» **INPUT MATERIAL**:
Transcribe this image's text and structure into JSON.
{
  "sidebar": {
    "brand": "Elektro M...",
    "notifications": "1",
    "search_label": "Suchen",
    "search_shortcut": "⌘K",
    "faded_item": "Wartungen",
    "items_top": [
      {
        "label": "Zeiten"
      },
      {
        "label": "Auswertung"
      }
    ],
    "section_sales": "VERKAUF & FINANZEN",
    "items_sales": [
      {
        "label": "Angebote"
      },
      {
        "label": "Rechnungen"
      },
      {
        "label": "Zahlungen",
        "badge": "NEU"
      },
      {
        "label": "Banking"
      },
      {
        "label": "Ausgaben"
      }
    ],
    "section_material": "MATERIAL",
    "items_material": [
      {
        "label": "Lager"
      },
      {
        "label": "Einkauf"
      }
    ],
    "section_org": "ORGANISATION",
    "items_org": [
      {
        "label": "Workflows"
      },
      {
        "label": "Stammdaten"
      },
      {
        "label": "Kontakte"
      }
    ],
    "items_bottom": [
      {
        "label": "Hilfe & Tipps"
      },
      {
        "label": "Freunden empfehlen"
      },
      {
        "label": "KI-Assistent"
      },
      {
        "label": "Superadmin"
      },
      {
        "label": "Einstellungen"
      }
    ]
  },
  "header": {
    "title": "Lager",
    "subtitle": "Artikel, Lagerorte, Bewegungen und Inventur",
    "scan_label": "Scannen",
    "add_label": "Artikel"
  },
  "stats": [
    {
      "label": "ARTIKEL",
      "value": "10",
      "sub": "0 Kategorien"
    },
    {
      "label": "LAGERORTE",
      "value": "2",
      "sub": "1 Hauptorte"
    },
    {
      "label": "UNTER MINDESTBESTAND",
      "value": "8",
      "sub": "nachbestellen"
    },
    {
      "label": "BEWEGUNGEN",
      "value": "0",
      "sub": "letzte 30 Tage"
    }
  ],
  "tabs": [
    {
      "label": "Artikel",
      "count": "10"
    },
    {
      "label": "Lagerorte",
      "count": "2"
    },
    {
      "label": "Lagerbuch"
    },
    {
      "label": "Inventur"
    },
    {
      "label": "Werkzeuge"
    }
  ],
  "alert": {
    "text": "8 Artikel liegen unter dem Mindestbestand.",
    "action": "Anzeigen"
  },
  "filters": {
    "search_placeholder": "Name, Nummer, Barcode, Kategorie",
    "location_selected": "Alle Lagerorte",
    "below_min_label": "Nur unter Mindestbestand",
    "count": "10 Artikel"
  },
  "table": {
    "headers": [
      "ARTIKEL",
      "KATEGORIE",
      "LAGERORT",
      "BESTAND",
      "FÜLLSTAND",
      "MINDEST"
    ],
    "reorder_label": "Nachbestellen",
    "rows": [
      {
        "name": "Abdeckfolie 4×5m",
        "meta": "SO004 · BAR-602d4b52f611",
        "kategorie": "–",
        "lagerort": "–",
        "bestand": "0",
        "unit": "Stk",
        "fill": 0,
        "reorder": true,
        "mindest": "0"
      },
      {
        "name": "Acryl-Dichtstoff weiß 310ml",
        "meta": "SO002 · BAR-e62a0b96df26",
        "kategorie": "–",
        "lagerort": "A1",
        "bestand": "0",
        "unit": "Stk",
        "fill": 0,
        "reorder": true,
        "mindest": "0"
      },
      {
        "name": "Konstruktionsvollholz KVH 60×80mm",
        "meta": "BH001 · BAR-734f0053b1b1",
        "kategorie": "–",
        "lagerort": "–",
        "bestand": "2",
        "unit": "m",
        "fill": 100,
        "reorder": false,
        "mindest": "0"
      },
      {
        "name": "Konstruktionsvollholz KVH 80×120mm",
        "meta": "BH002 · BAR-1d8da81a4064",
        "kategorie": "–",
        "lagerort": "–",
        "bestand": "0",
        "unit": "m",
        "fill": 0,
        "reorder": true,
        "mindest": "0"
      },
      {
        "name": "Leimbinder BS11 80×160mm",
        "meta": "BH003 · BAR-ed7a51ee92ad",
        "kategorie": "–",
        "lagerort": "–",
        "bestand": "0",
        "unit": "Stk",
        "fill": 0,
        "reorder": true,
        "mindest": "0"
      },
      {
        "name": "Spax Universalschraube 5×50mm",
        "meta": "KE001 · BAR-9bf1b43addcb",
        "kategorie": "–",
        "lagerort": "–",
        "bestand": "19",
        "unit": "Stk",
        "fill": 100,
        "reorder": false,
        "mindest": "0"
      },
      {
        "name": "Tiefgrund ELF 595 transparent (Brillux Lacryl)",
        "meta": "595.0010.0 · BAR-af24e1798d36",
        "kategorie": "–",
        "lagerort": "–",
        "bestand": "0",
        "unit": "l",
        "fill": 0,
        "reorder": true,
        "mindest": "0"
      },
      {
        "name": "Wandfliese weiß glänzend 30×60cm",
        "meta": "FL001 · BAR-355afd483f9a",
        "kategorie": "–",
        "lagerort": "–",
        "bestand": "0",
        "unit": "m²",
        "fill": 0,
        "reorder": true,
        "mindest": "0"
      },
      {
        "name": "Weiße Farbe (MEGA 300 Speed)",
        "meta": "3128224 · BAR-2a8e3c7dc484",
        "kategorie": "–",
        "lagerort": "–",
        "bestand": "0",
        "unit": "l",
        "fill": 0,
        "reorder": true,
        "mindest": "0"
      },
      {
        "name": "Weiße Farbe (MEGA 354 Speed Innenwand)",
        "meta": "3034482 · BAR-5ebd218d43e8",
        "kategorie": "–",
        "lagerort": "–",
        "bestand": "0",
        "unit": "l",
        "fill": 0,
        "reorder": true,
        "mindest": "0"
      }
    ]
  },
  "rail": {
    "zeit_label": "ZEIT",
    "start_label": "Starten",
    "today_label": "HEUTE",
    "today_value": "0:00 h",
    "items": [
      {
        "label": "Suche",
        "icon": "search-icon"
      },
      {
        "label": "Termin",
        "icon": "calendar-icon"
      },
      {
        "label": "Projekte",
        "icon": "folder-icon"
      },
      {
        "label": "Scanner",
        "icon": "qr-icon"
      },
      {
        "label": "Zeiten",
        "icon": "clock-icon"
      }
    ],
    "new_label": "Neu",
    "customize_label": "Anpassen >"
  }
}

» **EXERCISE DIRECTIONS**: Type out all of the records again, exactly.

» **ANSWER SECTION**:
Transcribe this image's text and structure into JSON.
{
  "sidebar": {
    "brand": "Elektro M...",
    "notifications": "1",
    "search_label": "Suchen",
    "search_shortcut": "⌘K",
    "faded_item": "Wartungen",
    "items_top": [
      {
        "label": "Zeiten"
      },
      {
        "label": "Auswertung"
      }
    ],
    "section_sales": "VERKAUF & FINANZEN",
    "items_sales": [
      {
        "label": "Angebote"
      },
      {
        "label": "Rechnungen"
      },
      {
        "label": "Zahlungen",
        "badge": "NEU"
      },
      {
        "label": "Banking"
      },
      {
        "label": "Ausgaben"
      }
    ],
    "section_material": "MATERIAL",
    "items_material": [
      {
        "label": "Lager"
      },
      {
        "label": "Einkauf"
      }
    ],
    "section_org": "ORGANISATION",
    "items_org": [
      {
        "label": "Workflows"
      },
      {
        "label": "Stammdaten"
      },
      {
        "label": "Kontakte"
      }
    ],
    "items_bottom": [
      {
        "label": "Hilfe & Tipps"
      },
      {
        "label": "Freunden empfehlen"
      },
      {
        "label": "KI-Assistent"
      },
      {
        "label": "Superadmin"
      },
      {
        "label": "Einstellungen"
      }
    ]
  },
  "header": {
    "title": "Lager",
    "subtitle": "Artikel, Lagerorte, Bewegungen und Inventur",
    "scan_label": "Scannen",
    "add_label": "Artikel"
  },
  "stats": [
    {
      "label": "ARTIKEL",
      "value": "10",
      "sub": "0 Kategorien"
    },
    {
      "label": "LAGERORTE",
      "value": "2",
      "sub": "1 Hauptorte"
    },
    {
      "label": "UNTER MINDESTBESTAND",
      "value": "8",
      "sub": "nachbestellen"
    },
    {
      "label": "BEWEGUNGEN",
      "value": "0",
      "sub": "letzte 30 Tage"
    }
  ],
  "tabs": [
    {
      "label": "Artikel",
      "count": "10"
    },
    {
      "label": "Lagerorte",
      "count": "2"
    },
    {
      "label": "Lagerbuch"
    },
    {
      "label": "Inventur"
    },
    {
      "label": "Werkzeuge"
    }
  ],
  "alert": {
    "text": "8 Artikel liegen unter dem Mindestbestand.",
    "action": "Anzeigen"
  },
  "filters": {
    "search_placeholder": "Name, Nummer, Barcode, Kategorie",
    "location_selected": "Alle Lagerorte",
    "below_min_label": "Nur unter Mindestbestand",
    "count": "10 Artikel"
  },
  "table": {
    "headers": [
      "ARTIKEL",
      "KATEGORIE",
      "LAGERORT",
      "BESTAND",
      "FÜLLSTAND",
      "MINDEST"
    ],
    "reorder_label": "Nachbestellen",
    "rows": [
      {
        "name": "Abdeckfolie 4×5m",
        "meta": "SO004 · BAR-602d4b52f611",
        "kategorie": "–",
        "lagerort": "–",
        "bestand": "0",
        "unit": "Stk",
        "fill": 0,
        "reorder": true,
        "mindest": "0"
      },
      {
        "name": "Acryl-Dichtstoff weiß 310ml",
        "meta": "SO002 · BAR-e62a0b96df26",
        "kategorie": "–",
        "lagerort": "A1",
        "bestand": "0",
        "unit": "Stk",
        "fill": 0,
        "reorder": true,
        "mindest": "0"
      },
      {
        "name": "Konstruktionsvollholz KVH 60×80mm",
        "meta": "BH001 · BAR-734f0053b1b1",
        "kategorie": "–",
        "lagerort": "–",
        "bestand": "2",
        "unit": "m",
        "fill": 100,
        "reorder": false,
        "mindest": "0"
      },
      {
        "name": "Konstruktionsvollholz KVH 80×120mm",
        "meta": "BH002 · BAR-1d8da81a4064",
        "kategorie": "–",
        "lagerort": "–",
        "bestand": "0",
        "unit": "m",
        "fill": 0,
        "reorder": true,
        "mindest": "0"
      },
      {
        "name": "Leimbinder BS11 80×160mm",
        "meta": "BH003 · BAR-ed7a51ee92ad",
        "kategorie": "–",
        "lagerort": "–",
        "bestand": "0",
        "unit": "Stk",
        "fill": 0,
        "reorder": true,
        "mindest": "0"
      },
      {
        "name": "Spax Universalschraube 5×50mm",
        "meta": "KE001 · BAR-9bf1b43addcb",
        "kategorie": "–",
        "lagerort": "–",
        "bestand": "19",
        "unit": "Stk",
        "fill": 100,
        "reorder": false,
        "mindest": "0"
      },
      {
        "name": "Tiefgrund ELF 595 transparent (Brillux Lacryl)",
        "meta": "595.0010.0 · BAR-af24e1798d36",
        "kategorie": "–",
        "lagerort": "–",
        "bestand": "0",
        "unit": "l",
        "fill": 0,
        "reorder": true,
        "mindest": "0"
      },
      {
        "name": "Wandfliese weiß glänzend 30×60cm",
        "meta": "FL001 · BAR-355afd483f9a",
        "kategorie": "–",
        "lagerort": "–",
        "bestand": "0",
        "unit": "m²",
        "fill": 0,
        "reorder": true,
        "mindest": "0"
      },
      {
        "name": "Weiße Farbe (MEGA 300 Speed)",
        "meta": "3128224 · BAR-2a8e3c7dc484",
        "kategorie": "–",
        "lagerort": "–",
        "bestand": "0",
        "unit": "l",
        "fill": 0,
        "reorder": true,
        "mindest": "0"
      },
      {
        "name": "Weiße Farbe (MEGA 354 Speed Innenwand)",
        "meta": "3034482 · BAR-5ebd218d43e8",
        "kategorie": "–",
        "lagerort": "–",
        "bestand": "0",
        "unit": "l",
        "fill": 0,
        "reorder": true,
        "mindest": "0"
      }
    ]
  },
  "rail": {
    "zeit_label": "ZEIT",
    "start_label": "Starten",
    "today_label": "HEUTE",
    "today_value": "0:00 h",
    "items": [
      {
        "label": "Suche",
        "icon": "search-icon"
      },
      {
        "label": "Termin",
        "icon": "calendar-icon"
      },
      {
        "label": "Projekte",
        "icon": "folder-icon"
      },
      {
        "label": "Scanner",
        "icon": "qr-icon"
      },
      {
        "label": "Zeiten",
        "icon": "clock-icon"
      }
    ],
    "new_label": "Neu",
    "customize_label": "Anpassen >"
  }
}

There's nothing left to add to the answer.